App and web page records:
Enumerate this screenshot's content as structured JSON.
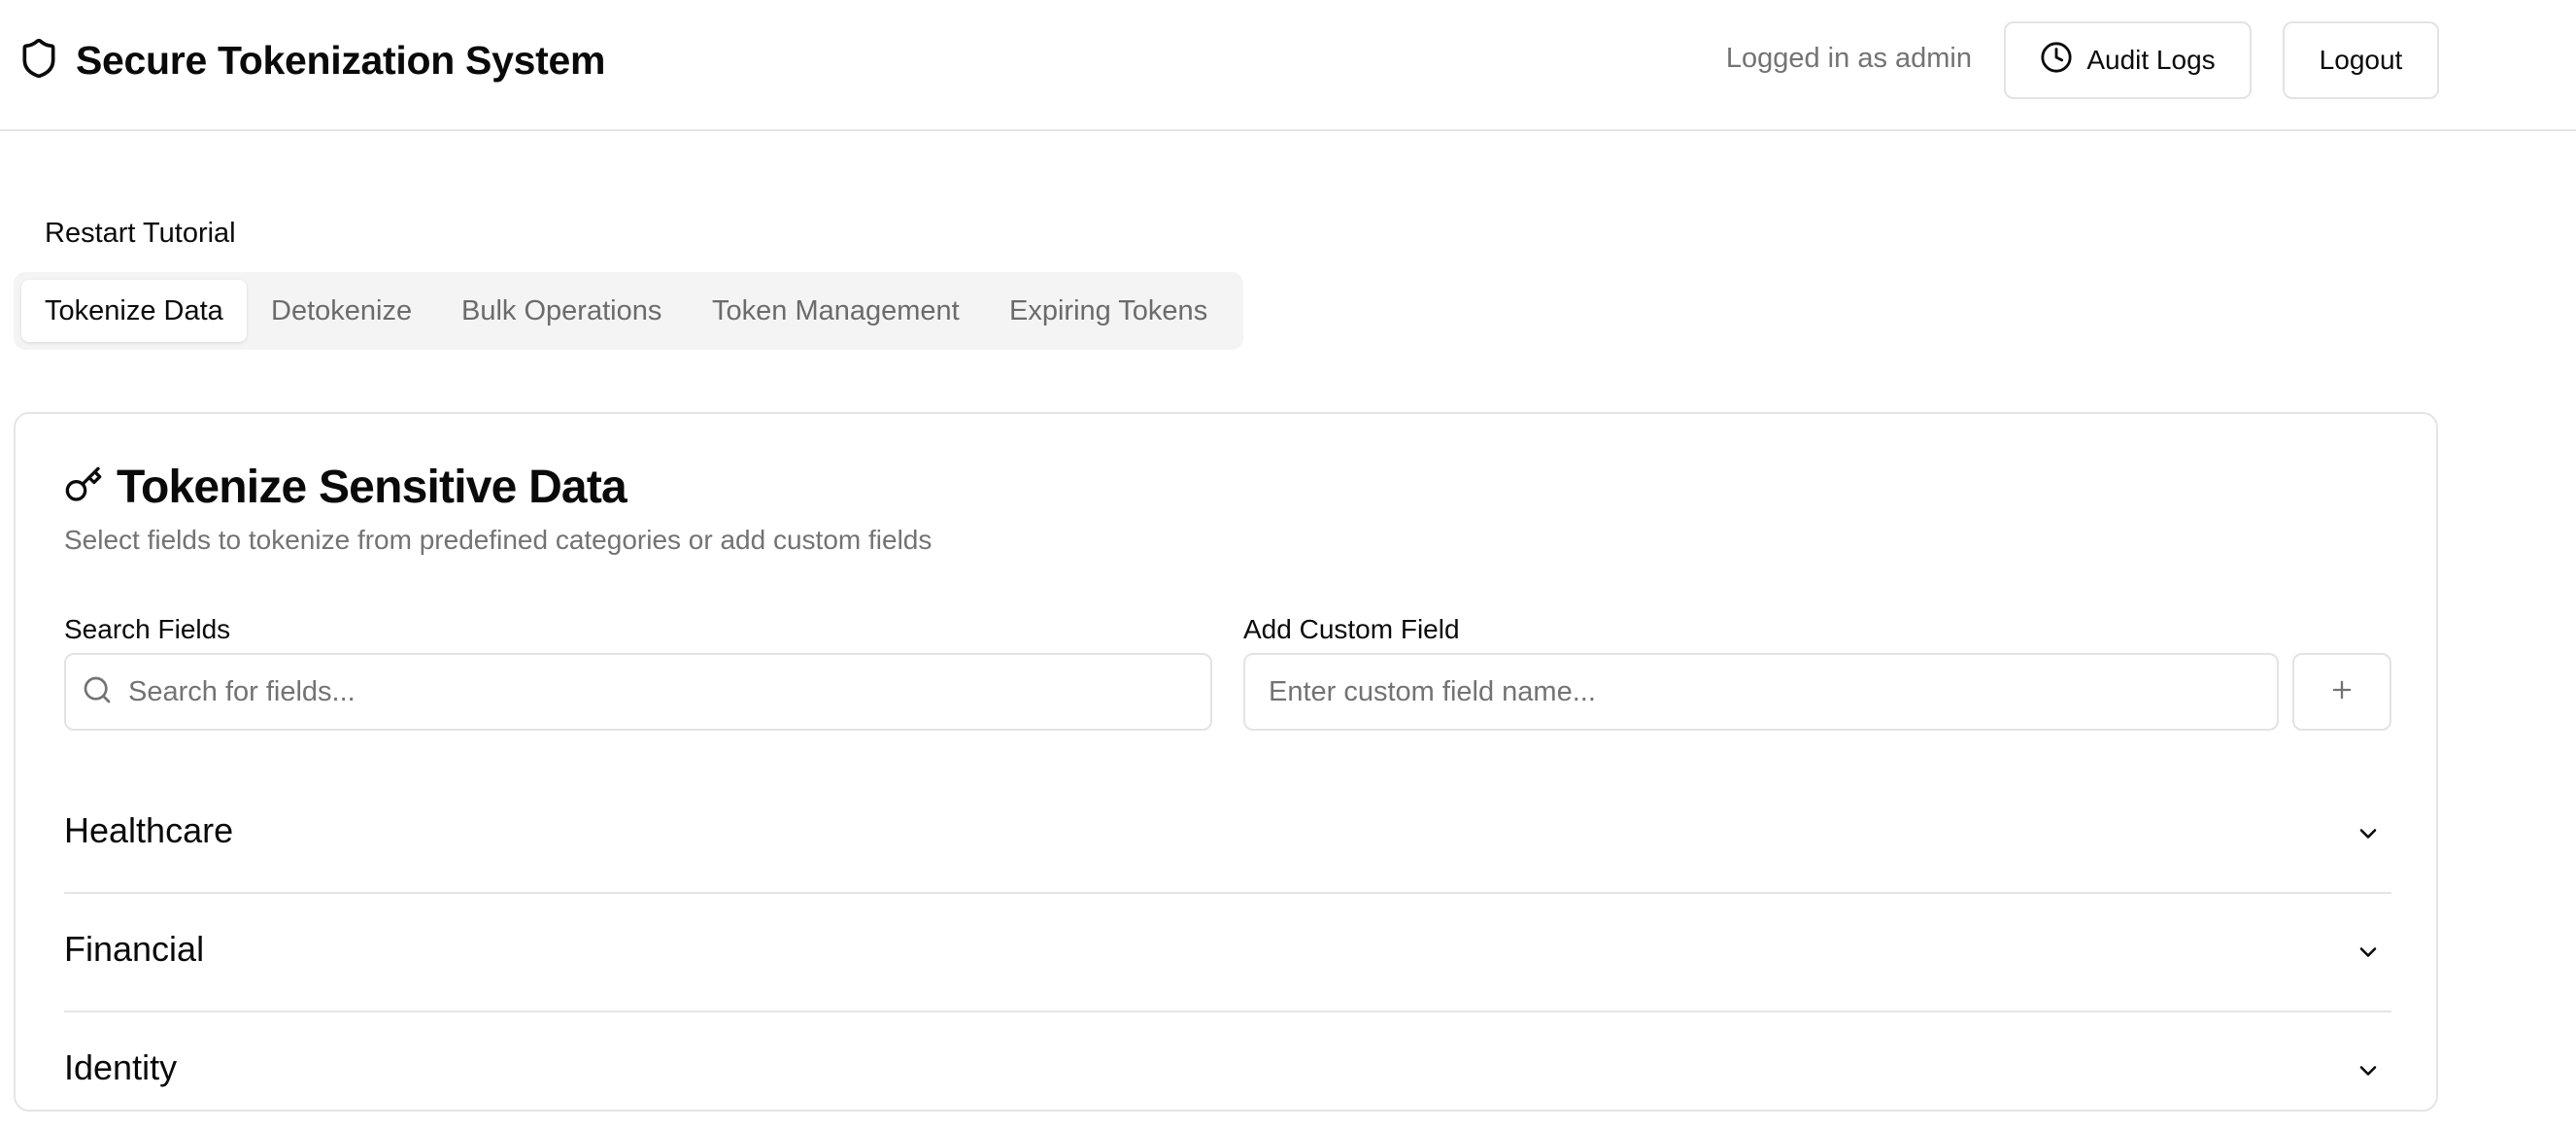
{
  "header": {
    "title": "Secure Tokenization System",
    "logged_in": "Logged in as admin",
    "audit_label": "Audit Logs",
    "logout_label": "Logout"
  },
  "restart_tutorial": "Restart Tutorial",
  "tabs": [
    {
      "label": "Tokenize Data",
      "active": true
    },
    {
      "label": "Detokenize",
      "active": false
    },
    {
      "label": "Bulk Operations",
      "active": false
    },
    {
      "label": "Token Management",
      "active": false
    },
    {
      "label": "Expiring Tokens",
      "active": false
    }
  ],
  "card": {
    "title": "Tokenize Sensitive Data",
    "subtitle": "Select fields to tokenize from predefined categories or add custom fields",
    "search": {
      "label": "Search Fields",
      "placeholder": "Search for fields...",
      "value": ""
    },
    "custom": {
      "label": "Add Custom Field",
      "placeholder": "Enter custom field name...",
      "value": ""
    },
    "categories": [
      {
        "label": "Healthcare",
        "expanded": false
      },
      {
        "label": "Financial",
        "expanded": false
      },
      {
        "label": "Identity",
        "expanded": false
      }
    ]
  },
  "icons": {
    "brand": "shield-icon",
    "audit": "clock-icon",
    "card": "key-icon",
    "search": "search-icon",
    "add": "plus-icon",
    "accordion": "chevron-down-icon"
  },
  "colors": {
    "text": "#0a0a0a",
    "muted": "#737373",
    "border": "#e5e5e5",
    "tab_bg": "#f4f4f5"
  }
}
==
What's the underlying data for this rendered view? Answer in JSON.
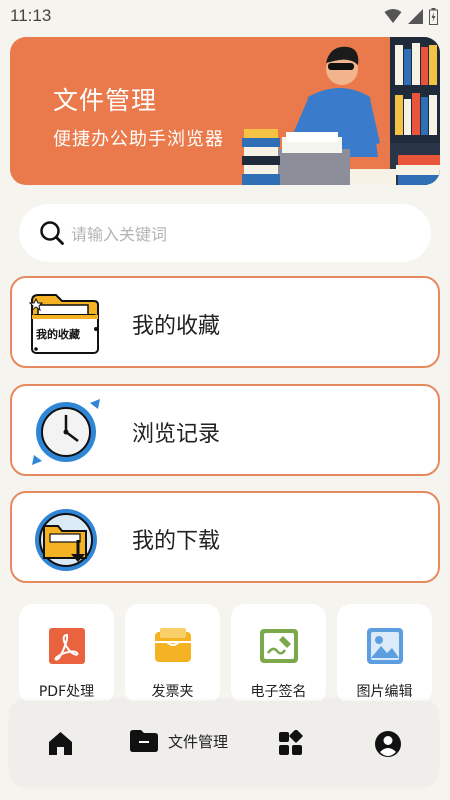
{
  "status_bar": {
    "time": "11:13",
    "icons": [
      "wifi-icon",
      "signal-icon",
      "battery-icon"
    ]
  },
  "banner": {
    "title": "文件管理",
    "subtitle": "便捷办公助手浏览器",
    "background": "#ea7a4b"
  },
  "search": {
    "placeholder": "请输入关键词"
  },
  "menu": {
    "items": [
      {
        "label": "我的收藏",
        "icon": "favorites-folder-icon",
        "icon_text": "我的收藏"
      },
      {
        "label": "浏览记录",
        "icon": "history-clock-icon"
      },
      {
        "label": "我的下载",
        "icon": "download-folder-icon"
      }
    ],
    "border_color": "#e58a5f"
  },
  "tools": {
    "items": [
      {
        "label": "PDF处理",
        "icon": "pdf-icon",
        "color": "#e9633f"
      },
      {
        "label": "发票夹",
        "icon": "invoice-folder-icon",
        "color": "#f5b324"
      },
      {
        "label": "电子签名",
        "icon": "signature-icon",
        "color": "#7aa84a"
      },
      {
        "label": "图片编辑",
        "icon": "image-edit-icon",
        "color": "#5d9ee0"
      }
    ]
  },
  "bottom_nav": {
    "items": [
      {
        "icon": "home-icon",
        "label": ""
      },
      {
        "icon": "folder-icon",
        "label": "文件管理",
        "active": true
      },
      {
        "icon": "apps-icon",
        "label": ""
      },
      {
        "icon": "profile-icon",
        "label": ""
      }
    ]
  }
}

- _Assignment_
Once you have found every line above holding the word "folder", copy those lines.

- _Answer section_
        "icon": "favorites-folder-icon",
        "icon": "download-folder-icon"
        "icon": "invoice-folder-icon",
        "icon": "folder-icon",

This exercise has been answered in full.